Petiver wrote that he was enclosing a description of African materia medica, and that great benefits would come to the European ‘Art or Mystery of Physick, if the Vertues of all Simples were more nicely inquired into, or better known’:
Philosophical Transactions Volume 19 Issue 232 (detail)
Much was at stake in such inquiries. In the early eighteenth century, according to Simon P Newman in A New World of labor: the development of plantation slavery in the British Atlantic (2013), life expectancy for Royal African Company employees stationed in West Africa was four to five years. Minimizing death, improving health and discovering new drugs for commercial gain were considered imperatives of empire.
Work begun by Mr Floyd, John Smyth, and the Royal Society would continue for more than a century. And news about West African medicine would continue to arrive in London: in 1722, James Phipps, chief merchant at Cape Coast Castle, wrote to his London employers: ‘We should be glad to have the assistance of an able Gardener, one that is well acquainted with Herbs, as we believe there may be many Simples found here, of very great benefit, being observed to be made use of by the Natives in Pharmacy, as well as Surgery and who succeed in many good Cures in both.’
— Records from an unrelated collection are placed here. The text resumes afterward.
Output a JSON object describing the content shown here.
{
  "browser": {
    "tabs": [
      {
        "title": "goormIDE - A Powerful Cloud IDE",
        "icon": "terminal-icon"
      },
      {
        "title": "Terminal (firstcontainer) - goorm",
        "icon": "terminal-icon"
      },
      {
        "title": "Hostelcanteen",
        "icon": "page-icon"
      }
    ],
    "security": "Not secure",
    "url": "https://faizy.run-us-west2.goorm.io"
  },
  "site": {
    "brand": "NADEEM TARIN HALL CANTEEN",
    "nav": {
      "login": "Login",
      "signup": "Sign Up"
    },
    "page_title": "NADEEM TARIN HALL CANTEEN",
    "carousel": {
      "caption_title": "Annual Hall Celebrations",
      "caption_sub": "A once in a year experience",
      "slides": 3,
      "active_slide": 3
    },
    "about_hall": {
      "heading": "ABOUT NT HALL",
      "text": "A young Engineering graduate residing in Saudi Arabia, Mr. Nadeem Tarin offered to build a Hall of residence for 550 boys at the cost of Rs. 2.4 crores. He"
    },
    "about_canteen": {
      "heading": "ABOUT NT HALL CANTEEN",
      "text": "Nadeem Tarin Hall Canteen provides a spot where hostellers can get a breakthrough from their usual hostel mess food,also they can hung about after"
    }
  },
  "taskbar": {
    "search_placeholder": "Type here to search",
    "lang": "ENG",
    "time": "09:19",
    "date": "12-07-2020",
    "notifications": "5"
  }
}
The violent trafficking of millions of African people to the Americas has left our world with legacies we are reckoning with today. One such legacy is the lack of historical acknowledgement of West African people as scientists, botanical experts and medical practitioners, despite their presence in the archives. Today, African indigenous knowledge remains devalued. Writing in 2016, Kiatezua Lubanzadio Luyaluka noted: ‘African indigenous knowledge seems to many as unscientific, delusory and as no more than a bunch of magical beliefs.’ The history of medicine in the British slave trade challenges us to think otherwise.
Today, I am a professor working on my first book, To heal and to harm: medicine, knowledge, and power in the British slave trade. In the book, I develop the story of West African medical knowledge and its vital interest to British merchants, scientists and statesmen. The history of the British slave trade gives us the opportunity to acknowledge the rich intellectual worlds of West African people as essential to science, health and medicine.